It's much easier to find a tech job with a government agency (local, state, or federal) than it is to find a job in industry. Government jobs are publicly posted, and governments are especially sensitive to various laws regarding equal employment opportunity; there's also a higher percentage of older employees in governments than you will find in most companies. There's something positive to be said for a steady 40-hour/week job. While I don't think much of certifications, some government job postings include them, in which case it would be worth pursuing that certification for a specific position.
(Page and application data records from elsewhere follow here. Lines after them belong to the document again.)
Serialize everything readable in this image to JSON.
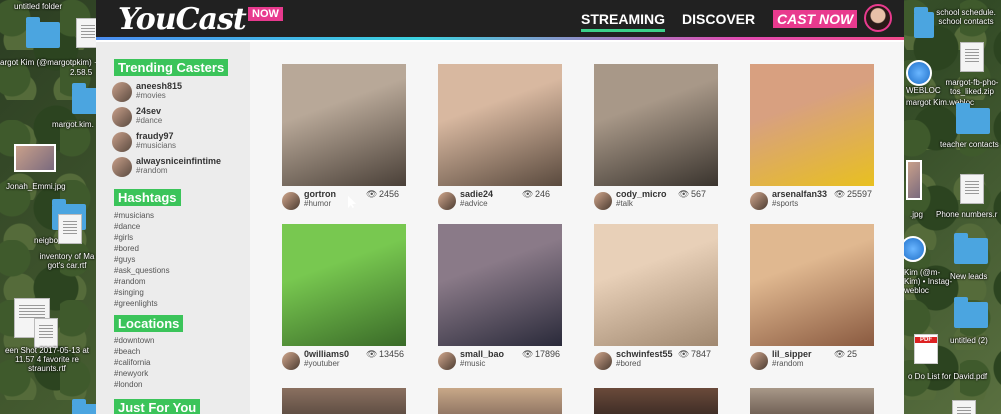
{
  "desktop": {
    "left_items": [
      {
        "label": "untitled folder"
      },
      {
        "label": "argot Kim (@margotpkim) · Twitter files"
      },
      {
        "label": "2.58.5"
      },
      {
        "label": "margot.kim."
      },
      {
        "label": "Jonah_Emmi.jpg"
      },
      {
        "label": "neigbo"
      },
      {
        "label": "inventory of Ma got's car.rtf"
      },
      {
        "label": "een Shot 2017-05-13 at 11.57 4 favorite re straunts.rtf"
      }
    ],
    "right_items": [
      {
        "label": "school schedule. school contacts"
      },
      {
        "label": "WEBLOC"
      },
      {
        "label": "margot-fb-pho-tos_liked.zip"
      },
      {
        "label": "margot Kim.webloc"
      },
      {
        "label": "teacher contacts"
      },
      {
        "label": ".jpg"
      },
      {
        "label": "Phone numbers.r"
      },
      {
        "label": "Kim (@m-Kim) • Instag-webloc"
      },
      {
        "label": "New leads"
      },
      {
        "label": "untitled (2)"
      },
      {
        "label": "o Do List for David.pdf"
      }
    ],
    "pdf_label": "PDF",
    "webloc_label": "WEBLOC"
  },
  "app": {
    "logo": "YouCast",
    "logo_badge": "NOW",
    "nav": {
      "streaming": "STREAMING",
      "discover": "DISCOVER",
      "cast_now": "CAST NOW"
    },
    "sidebar": {
      "trending_title": "Trending Casters",
      "casters": [
        {
          "name": "aneesh815",
          "tag": "#movies"
        },
        {
          "name": "24sev",
          "tag": "#dance"
        },
        {
          "name": "fraudy97",
          "tag": "#musicians"
        },
        {
          "name": "alwaysniceinfintime",
          "tag": "#random"
        }
      ],
      "hashtags_title": "Hashtags",
      "hashtags": [
        "#musicians",
        "#dance",
        "#girls",
        "#bored",
        "#guys",
        "#ask_questions",
        "#random",
        "#singing",
        "#greenlights"
      ],
      "locations_title": "Locations",
      "locations": [
        "#downtown",
        "#beach",
        "#california",
        "#newyork",
        "#london"
      ],
      "just_for_you_title": "Just For You"
    },
    "cards": [
      {
        "user": "gortron",
        "tag": "#humor",
        "views": "2456",
        "c1": "#b8a898",
        "c2": "#4a4038"
      },
      {
        "user": "sadie24",
        "tag": "#advice",
        "views": "246",
        "c1": "#d8b8a0",
        "c2": "#5a4a3e"
      },
      {
        "user": "cody_micro",
        "tag": "#talk",
        "views": "567",
        "c1": "#a89888",
        "c2": "#3a342e"
      },
      {
        "user": "arsenalfan33",
        "tag": "#sports",
        "views": "25597",
        "c1": "#d8a080",
        "c2": "#e8c020"
      },
      {
        "user": "0williams0",
        "tag": "#youtuber",
        "views": "13456",
        "c1": "#78c850",
        "c2": "#3a6a28"
      },
      {
        "user": "small_bao",
        "tag": "#music",
        "views": "17896",
        "c1": "#8a7a88",
        "c2": "#2a2a3a"
      },
      {
        "user": "schwinfest55",
        "tag": "#bored",
        "views": "7847",
        "c1": "#e8d0b8",
        "c2": "#a08870"
      },
      {
        "user": "lil_sipper",
        "tag": "#random",
        "views": "25",
        "c1": "#e0b890",
        "c2": "#8a5a40"
      }
    ]
  }
}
If you enjoy teaching, you should consider finding a way to teach at the college level. Community colleges and university extension programs often need instructors, and there are numerous for-profit institutions that don't require advanced degrees of their faculty. While teaching itself can be personally rewarding (not so much financially, though), many of your students will be working for companies that might be willing to hire you as a contractor or perhaps even as an instructor for the company's internal education programs.
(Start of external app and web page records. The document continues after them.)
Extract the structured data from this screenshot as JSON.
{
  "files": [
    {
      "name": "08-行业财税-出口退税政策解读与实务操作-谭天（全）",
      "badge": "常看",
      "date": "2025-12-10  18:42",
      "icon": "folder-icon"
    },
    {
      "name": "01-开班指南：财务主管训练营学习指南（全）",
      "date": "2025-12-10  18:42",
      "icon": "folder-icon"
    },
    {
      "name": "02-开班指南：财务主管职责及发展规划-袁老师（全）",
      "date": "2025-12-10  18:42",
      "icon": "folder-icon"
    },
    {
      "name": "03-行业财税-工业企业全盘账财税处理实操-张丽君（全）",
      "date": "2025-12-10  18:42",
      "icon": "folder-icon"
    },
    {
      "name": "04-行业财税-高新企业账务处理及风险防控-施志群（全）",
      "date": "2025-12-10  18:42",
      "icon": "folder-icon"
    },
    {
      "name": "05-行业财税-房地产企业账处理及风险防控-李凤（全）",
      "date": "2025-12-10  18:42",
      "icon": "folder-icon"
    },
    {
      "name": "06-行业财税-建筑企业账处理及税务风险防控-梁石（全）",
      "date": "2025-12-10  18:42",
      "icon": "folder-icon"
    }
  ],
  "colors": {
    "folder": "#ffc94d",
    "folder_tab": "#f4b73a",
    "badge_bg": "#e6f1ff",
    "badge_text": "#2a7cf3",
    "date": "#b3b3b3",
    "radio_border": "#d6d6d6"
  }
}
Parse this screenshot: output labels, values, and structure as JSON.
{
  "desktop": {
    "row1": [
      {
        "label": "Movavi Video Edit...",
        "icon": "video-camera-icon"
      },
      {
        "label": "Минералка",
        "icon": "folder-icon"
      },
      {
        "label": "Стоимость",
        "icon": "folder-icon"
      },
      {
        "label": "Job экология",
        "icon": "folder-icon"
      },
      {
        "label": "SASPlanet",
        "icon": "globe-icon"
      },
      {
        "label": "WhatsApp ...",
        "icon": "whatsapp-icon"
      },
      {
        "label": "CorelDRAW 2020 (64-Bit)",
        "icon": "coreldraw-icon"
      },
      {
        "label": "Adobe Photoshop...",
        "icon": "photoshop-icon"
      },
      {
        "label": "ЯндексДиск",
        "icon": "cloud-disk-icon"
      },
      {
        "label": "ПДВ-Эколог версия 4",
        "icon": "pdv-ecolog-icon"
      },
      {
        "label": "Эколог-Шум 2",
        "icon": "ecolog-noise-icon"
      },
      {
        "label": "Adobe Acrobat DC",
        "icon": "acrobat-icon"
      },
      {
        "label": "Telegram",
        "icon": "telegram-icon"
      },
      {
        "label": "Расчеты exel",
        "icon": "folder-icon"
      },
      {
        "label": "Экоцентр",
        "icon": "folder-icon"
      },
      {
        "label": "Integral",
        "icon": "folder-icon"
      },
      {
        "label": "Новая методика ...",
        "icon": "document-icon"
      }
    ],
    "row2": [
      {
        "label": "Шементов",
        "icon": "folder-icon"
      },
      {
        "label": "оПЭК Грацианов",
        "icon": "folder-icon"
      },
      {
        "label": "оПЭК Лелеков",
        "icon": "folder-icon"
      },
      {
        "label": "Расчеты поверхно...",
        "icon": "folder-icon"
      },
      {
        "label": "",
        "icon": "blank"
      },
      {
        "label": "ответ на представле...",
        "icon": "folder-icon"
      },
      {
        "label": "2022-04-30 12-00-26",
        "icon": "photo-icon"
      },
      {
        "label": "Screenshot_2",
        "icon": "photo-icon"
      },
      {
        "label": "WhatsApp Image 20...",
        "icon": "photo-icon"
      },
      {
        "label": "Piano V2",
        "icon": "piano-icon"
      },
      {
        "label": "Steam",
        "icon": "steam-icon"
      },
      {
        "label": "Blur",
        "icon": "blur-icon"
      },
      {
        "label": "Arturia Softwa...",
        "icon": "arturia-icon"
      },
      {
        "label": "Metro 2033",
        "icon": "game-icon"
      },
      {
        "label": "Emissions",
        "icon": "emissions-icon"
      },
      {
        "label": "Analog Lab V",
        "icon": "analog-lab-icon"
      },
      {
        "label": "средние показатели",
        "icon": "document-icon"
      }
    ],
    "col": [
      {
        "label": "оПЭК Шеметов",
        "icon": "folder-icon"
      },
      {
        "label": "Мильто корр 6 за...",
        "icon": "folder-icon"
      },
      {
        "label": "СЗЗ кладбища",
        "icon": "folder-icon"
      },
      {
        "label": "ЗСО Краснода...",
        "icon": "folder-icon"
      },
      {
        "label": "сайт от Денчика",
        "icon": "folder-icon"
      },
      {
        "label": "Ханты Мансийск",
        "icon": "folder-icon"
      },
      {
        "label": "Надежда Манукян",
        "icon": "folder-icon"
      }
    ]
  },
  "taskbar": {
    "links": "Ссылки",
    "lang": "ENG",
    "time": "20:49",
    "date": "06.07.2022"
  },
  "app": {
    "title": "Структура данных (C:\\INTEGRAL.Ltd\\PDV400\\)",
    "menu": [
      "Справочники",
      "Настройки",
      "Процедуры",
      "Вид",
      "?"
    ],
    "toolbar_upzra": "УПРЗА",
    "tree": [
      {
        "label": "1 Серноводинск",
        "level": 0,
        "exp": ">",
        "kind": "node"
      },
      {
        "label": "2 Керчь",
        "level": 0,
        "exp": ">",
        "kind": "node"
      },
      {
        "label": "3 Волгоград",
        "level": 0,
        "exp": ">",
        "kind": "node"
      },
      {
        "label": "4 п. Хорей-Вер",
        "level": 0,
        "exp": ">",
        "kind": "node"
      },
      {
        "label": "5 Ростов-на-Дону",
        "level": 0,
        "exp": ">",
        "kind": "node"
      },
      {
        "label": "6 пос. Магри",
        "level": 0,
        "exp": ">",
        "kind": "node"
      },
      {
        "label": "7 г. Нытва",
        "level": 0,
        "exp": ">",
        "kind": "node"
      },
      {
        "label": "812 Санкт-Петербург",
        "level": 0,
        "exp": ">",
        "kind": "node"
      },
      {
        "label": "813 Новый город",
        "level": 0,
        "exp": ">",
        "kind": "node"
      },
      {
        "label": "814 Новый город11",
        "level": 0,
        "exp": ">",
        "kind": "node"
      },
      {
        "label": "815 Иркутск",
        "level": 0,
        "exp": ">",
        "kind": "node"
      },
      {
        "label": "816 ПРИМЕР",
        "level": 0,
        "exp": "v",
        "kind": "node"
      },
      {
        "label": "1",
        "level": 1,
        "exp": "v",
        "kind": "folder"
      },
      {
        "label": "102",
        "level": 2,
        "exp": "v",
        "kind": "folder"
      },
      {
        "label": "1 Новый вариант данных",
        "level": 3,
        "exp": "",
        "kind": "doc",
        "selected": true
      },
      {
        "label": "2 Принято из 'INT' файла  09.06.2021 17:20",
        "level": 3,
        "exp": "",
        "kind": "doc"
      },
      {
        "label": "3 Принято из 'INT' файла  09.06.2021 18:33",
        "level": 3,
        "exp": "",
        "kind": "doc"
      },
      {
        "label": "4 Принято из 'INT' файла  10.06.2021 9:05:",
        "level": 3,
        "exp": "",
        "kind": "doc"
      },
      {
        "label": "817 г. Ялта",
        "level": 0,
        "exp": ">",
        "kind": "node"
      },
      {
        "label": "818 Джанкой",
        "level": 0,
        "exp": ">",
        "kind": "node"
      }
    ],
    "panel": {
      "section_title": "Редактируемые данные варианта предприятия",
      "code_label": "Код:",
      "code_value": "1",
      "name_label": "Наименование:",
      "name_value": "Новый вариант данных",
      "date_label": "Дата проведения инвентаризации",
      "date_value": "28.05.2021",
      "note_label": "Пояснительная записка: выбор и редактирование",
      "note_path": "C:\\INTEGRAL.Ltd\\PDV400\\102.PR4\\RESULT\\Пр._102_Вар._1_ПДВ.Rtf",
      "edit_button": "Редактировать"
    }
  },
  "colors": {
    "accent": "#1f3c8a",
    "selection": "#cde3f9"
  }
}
In summary, be realistic about what you can bring to the party, recognize that many companies simply find legal ways not to hire people over 40, and focus on those opportunities where you are on a relatively even playing field in seeking a job. Good luck.
If you are looking for a job, HP is a company without an interesting mobile strategy and a cloud strategy focused predominantly on IT services - not very attractive for entrepreneurial types, who have many other excellent opportunities.
Finally, the 100K HP departees are not likely to purchase HP products or to recommend them in their new settings. That's a very large pool of people who are going to advocate for competing products.
So the turnaround projected for 2016 is unlikely to happen, but it's a pretty fair bet than Meg Whitman won't be around HP when that day arrives.
Whatever you may think of him, Einhorn has a reason to provide that impetus at Microsoft. He's losing money on his Microsoft investment, which makes him and his hedge fund look bad. When his hedge fund performs poorly compared to others, investors take out their money and invest it somewhere else. So Einhorn's complaint is strongly in his own self-interest, since he is unlikely to concede that he made a bad decision to invest in Microsoft. The question is whether other institutional (large and influential) investors will support him. If so, then they can put more financial pressure on the Microsoft Board, and hold down the Microsoft stock price.